For almost a decade, there has been a consensus of sorts among academics that the traditional UK degree classifications have outlasted their usefulness. Only inertia and employers' insistence that no alternative system would be comprehensible has prevented change. But now grade inflation has reached the point where the traditionalists will surely have to give way. With 55 per cent of undergraduates awarded a first or upper-second (more than double the proportion ten years ago), the previously ubiquitous 2:2 is regarded by students as akin to failure. The 2:1 has become almost the threshold standard for a first degree, used by growing numbers of employers as a convenient pre-interview sifting tool.
Even a first has lost some of the cachet it once enjoyed.

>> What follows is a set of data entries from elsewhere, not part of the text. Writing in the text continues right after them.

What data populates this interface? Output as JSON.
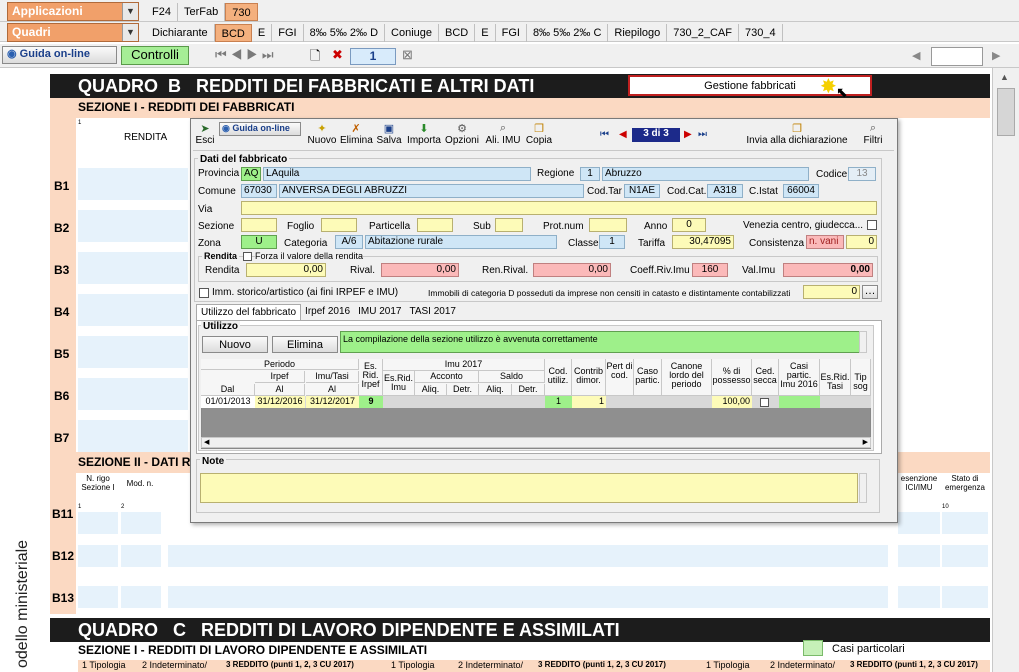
{
  "top": {
    "applicazioni": "Applicazioni",
    "quadri": "Quadri",
    "tabs1": [
      "F24",
      "TerFab",
      "730"
    ],
    "tabs2": [
      "Dichiarante",
      "BCD",
      "E",
      "FGI",
      "8‰ 5‰ 2‰ D",
      "Coniuge",
      "BCD",
      "E",
      "FGI",
      "8‰ 5‰ 2‰ C",
      "Riepilogo",
      "730_2_CAF",
      "730_4"
    ]
  },
  "toolbar": {
    "guida": "Guida on-line",
    "controlli": "Controlli",
    "page": "1"
  },
  "form": {
    "quadro_b_title": "QUADRO  B   REDDITI DEI FABBRICATI E ALTRI DATI",
    "gestione": "Gestione fabbricati",
    "sez1": "SEZIONE I - REDDITI DEI FABBRICATI",
    "rendita_hdr": "RENDITA",
    "col_num": "1",
    "rows_b": [
      "B1",
      "B2",
      "B3",
      "B4",
      "B5",
      "B6",
      "B7"
    ],
    "sez2": "SEZIONE II -  DATI R",
    "nrigo": "N. rigo Sezione I",
    "modn": "Mod. n.",
    "esenz": "esenzione ICI/IMU",
    "stato": "Stato di emergenza",
    "rows_b2": [
      "B11",
      "B12",
      "B13"
    ],
    "num1": "1",
    "num2": "2",
    "num10": "10",
    "side": "odello ministeriale",
    "quadro_c_title": "QUADRO   C   REDDITI DI LAVORO DIPENDENTE E ASSIMILATI",
    "sezc1": "SEZIONE I - REDDITI DI LAVORO DIPENDENTE E ASSIMILATI",
    "casi": "Casi particolari",
    "c_col1": "1  Tipologia",
    "c_col2": "2  Indeterminato/",
    "c_col3": "3 REDDITO (punti 1, 2, 3 CU 2017)"
  },
  "dialog": {
    "tools": [
      "Esci",
      "Guida on-line",
      "Nuovo",
      "Elimina",
      "Salva",
      "Importa",
      "Opzioni",
      "Ali. IMU",
      "Copia"
    ],
    "nav": "3 di 3",
    "invia": "Invia alla dichiarazione",
    "filtri": "Filtri",
    "dati": "Dati del fabbricato",
    "provincia_l": "Provincia",
    "provincia": "AQ",
    "citta": "LAquila",
    "regione_l": "Regione",
    "regione_n": "1",
    "regione": "Abruzzo",
    "codice_l": "Codice",
    "codice": "13",
    "comune_l": "Comune",
    "comune_c": "67030",
    "comune": "ANVERSA DEGLI ABRUZZI",
    "codtar_l": "Cod.Tar",
    "codtar": "N1AE",
    "codcat_l": "Cod.Cat.",
    "codcat": "A318",
    "cistat_l": "C.Istat",
    "cistat": "66004",
    "via_l": "Via",
    "sezione_l": "Sezione",
    "foglio_l": "Foglio",
    "particella_l": "Particella",
    "sub_l": "Sub",
    "protnum_l": "Prot.num",
    "anno_l": "Anno",
    "anno": "0",
    "venezia": "Venezia centro, giudecca...",
    "zona_l": "Zona",
    "zona": "U",
    "categoria_l": "Categoria",
    "categoria": "A/6",
    "cat_desc": "Abitazione rurale",
    "classe_l": "Classe",
    "classe": "1",
    "tariffa_l": "Tariffa",
    "tariffa": "30,47095",
    "consistenza_l": "Consistenza",
    "nvani": "n. vani",
    "consistenza": "0",
    "rendita_grp": "Rendita",
    "forza": "Forza il valore della rendita",
    "rendita_l": "Rendita",
    "rendita": "0,00",
    "rival_l": "Rival.",
    "rival": "0,00",
    "renrival_l": "Ren.Rival.",
    "renrival": "0,00",
    "coeff_l": "Coeff.Riv.Imu",
    "coeff": "160",
    "valimu_l": "Val.Imu",
    "valimu": "0,00",
    "imm_storico": "Imm. storico/artistico (ai fini IRPEF e IMU)",
    "imm_d": "Immobili di categoria D posseduti da imprese non censiti in catasto e distintamente contabilizzati",
    "imm_d_val": "0",
    "tabs": [
      "Utilizzo del fabbricato",
      "Irpef 2016",
      "IMU 2017",
      "TASI 2017"
    ],
    "utilizzo": "Utilizzo",
    "nuovo": "Nuovo",
    "elimina": "Elimina",
    "msg": "La compilazione della sezione utilizzo è avvenuta correttamente",
    "grid": {
      "periodo": "Periodo",
      "irpef": "Irpef",
      "imutasi": "Imu/Tasi",
      "dal": "Dal",
      "al": "Al",
      "al2": "Al",
      "esrid": "Es. Rid. Irpef",
      "imu2017": "Imu 2017",
      "esridimu": "Es.Rid. Imu",
      "acconto": "Acconto",
      "saldo": "Saldo",
      "aliq": "Aliq.",
      "detr": "Detr.",
      "aliq2": "Aliq.",
      "detr2": "Detr.",
      "codutil": "Cod. utiliz.",
      "contrib": "Contrib dimor.",
      "pert": "Pert di cod.",
      "caso": "Caso partic.",
      "canone": "Canone lordo del periodo",
      "poss": "% di possesso",
      "cedsecca": "Ced. secca",
      "casipartic": "Casi partic. Imu 2016",
      "esridtasi": "Es.Rid. Tasi",
      "tipsog": "Tip sog",
      "row": {
        "dal": "01/01/2013",
        "al": "31/12/2016",
        "al2": "31/12/2017",
        "esrid": "9",
        "cod": "1",
        "contrib": "1",
        "poss": "100,00"
      }
    },
    "note": "Note"
  }
}
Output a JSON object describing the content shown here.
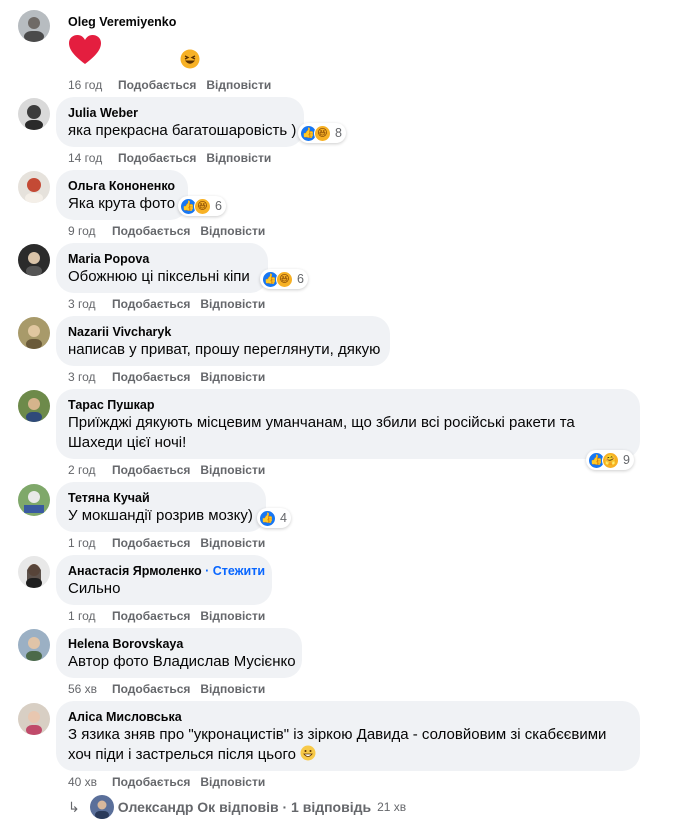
{
  "comments": [
    {
      "author": "Oleg Veremiyenko",
      "text": "",
      "time": "16 год",
      "like": "Подобається",
      "reply": "Відповісти"
    },
    {
      "author": "Julia Weber",
      "text": "яка прекрасна багатошаровість )",
      "time": "14 год",
      "like": "Подобається",
      "reply": "Відповісти",
      "reactions": "8"
    },
    {
      "author": "Ольга Кононенко",
      "text": "Яка крута фото",
      "time": "9 год",
      "like": "Подобається",
      "reply": "Відповісти",
      "reactions": "6"
    },
    {
      "author": "Maria Popova",
      "text": "Обожнюю ці піксельні кіпи",
      "time": "3 год",
      "like": "Подобається",
      "reply": "Відповісти",
      "reactions": "6"
    },
    {
      "author": "Nazarii Vivcharyk",
      "text": "написав у приват, прошу переглянути, дякую",
      "time": "3 год",
      "like": "Подобається",
      "reply": "Відповісти"
    },
    {
      "author": "Тарас Пушкар",
      "text_line1": "Приїжджі дякують місцевим уманчанам, що збили всі російські ракети та",
      "text_line2": "Шахеди цієї ночі!",
      "time": "2 год",
      "like": "Подобається",
      "reply": "Відповісти",
      "reactions": "9"
    },
    {
      "author": "Тетяна Кучай",
      "text": "У мокшандії розрив мозку)",
      "time": "1 год",
      "like": "Подобається",
      "reply": "Відповісти",
      "reactions": "4"
    },
    {
      "author": "Анастасія Ярмоленко",
      "follow": "· Стежити",
      "text": "Сильно",
      "time": "1 год",
      "like": "Подобається",
      "reply": "Відповісти"
    },
    {
      "author": "Helena Borovskaya",
      "text": "Автор фото Владислав Мусієнко",
      "time": "56 хв",
      "like": "Подобається",
      "reply": "Відповісти"
    },
    {
      "author": "Аліса Мисловська",
      "text_line1": "З язика зняв про \"укронацистів\" із зіркою Давида - соловйовим зі скабєєвими",
      "text_line2": "хоч піди і застрелься після цього",
      "time": "40 хв",
      "like": "Подобається",
      "reply": "Відповісти"
    }
  ],
  "reply_summary": {
    "name": "Олександр Ок",
    "action": "відповів",
    "sep": "·",
    "count": "1 відповідь",
    "time": "21 хв"
  },
  "colors": {
    "bubble": "#f0f2f5",
    "meta": "#65676b",
    "accent": "#0866ff",
    "like": "#1877f2",
    "haha": "#f7b125",
    "heart": "#e41e3f"
  },
  "icons": [
    "heart-icon",
    "haha-icon",
    "like-icon",
    "care-icon",
    "reply-arrow-icon"
  ]
}
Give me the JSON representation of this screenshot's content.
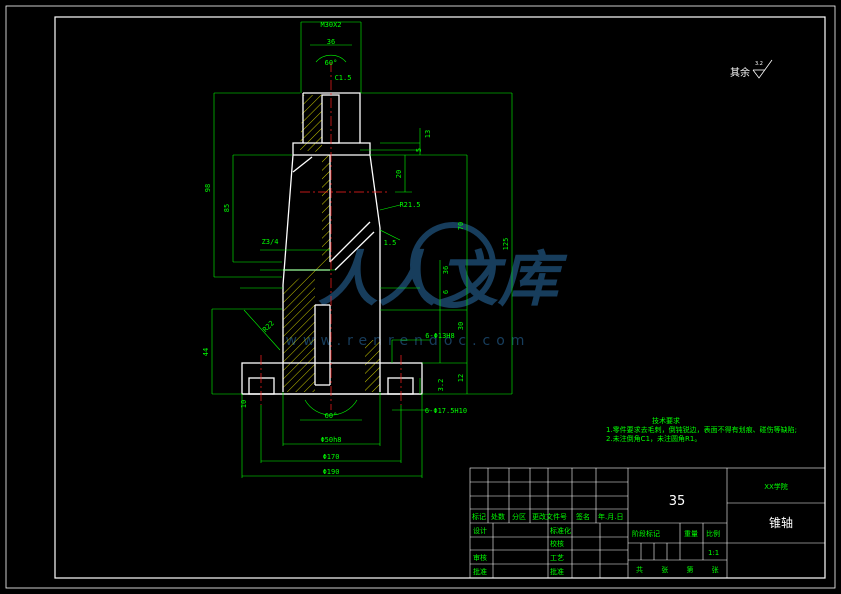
{
  "drawing": {
    "part_name": "锥轴",
    "material": "35",
    "school": "XX学院",
    "scale": "1:1",
    "roughness_label": "其余",
    "roughness_value": "3.2"
  },
  "dimensions": {
    "top_thread": "M30X2",
    "d36_top": "36",
    "angle_top": "60°",
    "chamfer": "C1.5",
    "h_left_98": "98",
    "h_left_85": "85",
    "z_thread": "Z3/4",
    "h_left_44": "44",
    "r_22": "R22",
    "d_10": "10",
    "d_13": "13",
    "d_5": "5",
    "h_20": "20",
    "r_21_5": "R21.5",
    "d_1_5": "1.5",
    "h_70": "70",
    "h_125": "125",
    "d_36_mid": "36",
    "d_6": "6",
    "h_30": "30",
    "holes_top": "6-Φ13H8",
    "ra_3_2": "3.2",
    "h_12": "12",
    "holes_bottom": "6-Φ17.5H10",
    "angle_bottom": "60°",
    "d_50": "Φ50h8",
    "d_170": "Φ170",
    "d_190": "Φ190"
  },
  "tech_req": {
    "title": "技术要求",
    "line1": "1.零件要求去毛刺，倒钝锐边，表面不得有划痕、碰伤等缺陷;",
    "line2": "2.未注倒角C1，未注圆角R1。"
  },
  "title_block": {
    "mark": "标记",
    "count": "处数",
    "zone": "分区",
    "doc_no": "更改文件号",
    "sign": "签名",
    "date": "年.月.日",
    "design": "设计",
    "standardize": "标准化",
    "proofread": "校核",
    "process": "工艺",
    "review": "审核",
    "approve": "批准",
    "stage_mark": "阶段标记",
    "weight": "重量",
    "scale_label": "比例",
    "sheets": "共 张 第 张"
  },
  "watermark": {
    "text": "人人文库",
    "url": "www.renrendoc.com"
  }
}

The "scoping group" reporting to ministers will not find it easy to settle on a replacement, however. Academics might look for more precision - either through a more detailed record of achievement or the adoption of the US grade point average - but employers will still want simplicity. Records of achievement have been tried and largely abandoned in schools, while grade points imply a level of accuracy and comparability across universities that few believe exists. The irony is that broad grades suit higher education perfectly, if only they could be reinvented.